=== Begin Enclosure ===

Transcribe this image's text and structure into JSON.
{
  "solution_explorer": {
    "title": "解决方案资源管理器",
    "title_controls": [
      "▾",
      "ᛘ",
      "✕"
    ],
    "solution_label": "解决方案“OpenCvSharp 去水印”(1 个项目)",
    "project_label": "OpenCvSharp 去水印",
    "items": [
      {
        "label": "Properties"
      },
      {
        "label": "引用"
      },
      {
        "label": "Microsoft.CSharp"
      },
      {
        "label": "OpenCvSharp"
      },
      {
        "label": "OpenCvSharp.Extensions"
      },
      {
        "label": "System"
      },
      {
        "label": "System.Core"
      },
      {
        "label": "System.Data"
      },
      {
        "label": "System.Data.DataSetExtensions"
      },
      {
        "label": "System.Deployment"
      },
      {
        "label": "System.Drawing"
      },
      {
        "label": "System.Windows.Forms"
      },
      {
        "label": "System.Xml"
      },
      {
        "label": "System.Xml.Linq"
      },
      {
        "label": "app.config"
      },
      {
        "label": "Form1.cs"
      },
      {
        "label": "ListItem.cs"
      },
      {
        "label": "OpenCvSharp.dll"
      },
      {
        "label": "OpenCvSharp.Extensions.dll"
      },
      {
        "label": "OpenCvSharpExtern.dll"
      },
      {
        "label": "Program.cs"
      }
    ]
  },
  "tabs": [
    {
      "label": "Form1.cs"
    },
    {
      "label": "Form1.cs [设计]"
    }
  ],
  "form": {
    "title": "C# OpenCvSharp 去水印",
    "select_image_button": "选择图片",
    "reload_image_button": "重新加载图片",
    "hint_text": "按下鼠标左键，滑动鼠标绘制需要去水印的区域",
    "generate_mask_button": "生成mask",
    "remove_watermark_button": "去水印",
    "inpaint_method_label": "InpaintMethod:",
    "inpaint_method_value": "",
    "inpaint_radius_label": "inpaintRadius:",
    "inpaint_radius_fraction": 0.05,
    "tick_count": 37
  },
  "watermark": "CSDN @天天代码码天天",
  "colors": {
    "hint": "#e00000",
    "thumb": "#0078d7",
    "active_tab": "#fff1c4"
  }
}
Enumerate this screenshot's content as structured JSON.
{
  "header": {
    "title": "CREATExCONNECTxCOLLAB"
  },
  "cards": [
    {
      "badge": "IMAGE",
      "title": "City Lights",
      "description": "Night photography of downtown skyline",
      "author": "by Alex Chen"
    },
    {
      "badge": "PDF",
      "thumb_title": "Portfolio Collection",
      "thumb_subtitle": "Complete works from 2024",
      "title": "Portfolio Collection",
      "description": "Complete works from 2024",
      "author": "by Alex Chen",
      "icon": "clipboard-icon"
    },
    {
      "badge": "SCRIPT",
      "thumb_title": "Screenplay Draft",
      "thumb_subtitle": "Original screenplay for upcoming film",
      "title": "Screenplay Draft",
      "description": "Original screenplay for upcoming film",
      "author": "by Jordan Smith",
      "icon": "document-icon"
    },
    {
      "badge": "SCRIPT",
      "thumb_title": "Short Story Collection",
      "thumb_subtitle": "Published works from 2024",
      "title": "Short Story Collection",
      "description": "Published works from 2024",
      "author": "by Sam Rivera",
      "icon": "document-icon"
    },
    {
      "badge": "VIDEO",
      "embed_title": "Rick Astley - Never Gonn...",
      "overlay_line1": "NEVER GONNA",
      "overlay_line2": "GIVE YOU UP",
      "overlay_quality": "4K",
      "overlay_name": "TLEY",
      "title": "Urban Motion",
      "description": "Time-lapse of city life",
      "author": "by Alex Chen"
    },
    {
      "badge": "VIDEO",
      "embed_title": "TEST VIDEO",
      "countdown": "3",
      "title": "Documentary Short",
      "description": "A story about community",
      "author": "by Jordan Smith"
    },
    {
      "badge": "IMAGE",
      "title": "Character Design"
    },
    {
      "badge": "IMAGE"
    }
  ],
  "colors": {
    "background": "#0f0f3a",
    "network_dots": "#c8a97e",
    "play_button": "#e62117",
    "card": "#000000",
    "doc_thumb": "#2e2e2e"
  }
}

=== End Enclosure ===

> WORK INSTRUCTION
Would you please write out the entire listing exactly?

> SOLUTION TO THE PROBLEM
Transcribe this image's text and structure into JSON.
{
  "solution_explorer": {
    "title": "解决方案资源管理器",
    "title_controls": [
      "▾",
      "ᛘ",
      "✕"
    ],
    "solution_label": "解决方案“OpenCvSharp 去水印”(1 个项目)",
    "project_label": "OpenCvSharp 去水印",
    "items": [
      {
        "label": "Properties"
      },
      {
        "label": "引用"
      },
      {
        "label": "Microsoft.CSharp"
      },
      {
        "label": "OpenCvSharp"
      },
      {
        "label": "OpenCvSharp.Extensions"
      },
      {
        "label": "System"
      },
      {
        "label": "System.Core"
      },
      {
        "label": "System.Data"
      },
      {
        "label": "System.Data.DataSetExtensions"
      },
      {
        "label": "System.Deployment"
      },
      {
        "label": "System.Drawing"
      },
      {
        "label": "System.Windows.Forms"
      },
      {
        "label": "System.Xml"
      },
      {
        "label": "System.Xml.Linq"
      },
      {
        "label": "app.config"
      },
      {
        "label": "Form1.cs"
      },
      {
        "label": "ListItem.cs"
      },
      {
        "label": "OpenCvSharp.dll"
      },
      {
        "label": "OpenCvSharp.Extensions.dll"
      },
      {
        "label": "OpenCvSharpExtern.dll"
      },
      {
        "label": "Program.cs"
      }
    ]
  },
  "tabs": [
    {
      "label": "Form1.cs"
    },
    {
      "label": "Form1.cs [设计]"
    }
  ],
  "form": {
    "title": "C# OpenCvSharp 去水印",
    "select_image_button": "选择图片",
    "reload_image_button": "重新加载图片",
    "hint_text": "按下鼠标左键，滑动鼠标绘制需要去水印的区域",
    "generate_mask_button": "生成mask",
    "remove_watermark_button": "去水印",
    "inpaint_method_label": "InpaintMethod:",
    "inpaint_method_value": "",
    "inpaint_radius_label": "inpaintRadius:",
    "inpaint_radius_fraction": 0.05,
    "tick_count": 37
  },
  "watermark": "CSDN @天天代码码天天",
  "colors": {
    "hint": "#e00000",
    "thumb": "#0078d7",
    "active_tab": "#fff1c4"
  }
}
Enumerate this screenshot's content as structured JSON.
{
  "header": {
    "title": "CREATExCONNECTxCOLLAB"
  },
  "cards": [
    {
      "badge": "IMAGE",
      "title": "City Lights",
      "description": "Night photography of downtown skyline",
      "author": "by Alex Chen"
    },
    {
      "badge": "PDF",
      "thumb_title": "Portfolio Collection",
      "thumb_subtitle": "Complete works from 2024",
      "title": "Portfolio Collection",
      "description": "Complete works from 2024",
      "author": "by Alex Chen",
      "icon": "clipboard-icon"
    },
    {
      "badge": "SCRIPT",
      "thumb_title": "Screenplay Draft",
      "thumb_subtitle": "Original screenplay for upcoming film",
      "title": "Screenplay Draft",
      "description": "Original screenplay for upcoming film",
      "author": "by Jordan Smith",
      "icon": "document-icon"
    },
    {
      "badge": "SCRIPT",
      "thumb_title": "Short Story Collection",
      "thumb_subtitle": "Published works from 2024",
      "title": "Short Story Collection",
      "description": "Published works from 2024",
      "author": "by Sam Rivera",
      "icon": "document-icon"
    },
    {
      "badge": "VIDEO",
      "embed_title": "Rick Astley - Never Gonn...",
      "overlay_line1": "NEVER GONNA",
      "overlay_line2": "GIVE YOU UP",
      "overlay_quality": "4K",
      "overlay_name": "TLEY",
      "title": "Urban Motion",
      "description": "Time-lapse of city life",
      "author": "by Alex Chen"
    },
    {
      "badge": "VIDEO",
      "embed_title": "TEST VIDEO",
      "countdown": "3",
      "title": "Documentary Short",
      "description": "A story about community",
      "author": "by Jordan Smith"
    },
    {
      "badge": "IMAGE",
      "title": "Character Design"
    },
    {
      "badge": "IMAGE"
    }
  ],
  "colors": {
    "background": "#0f0f3a",
    "network_dots": "#c8a97e",
    "play_button": "#e62117",
    "card": "#000000",
    "doc_thumb": "#2e2e2e"
  }
}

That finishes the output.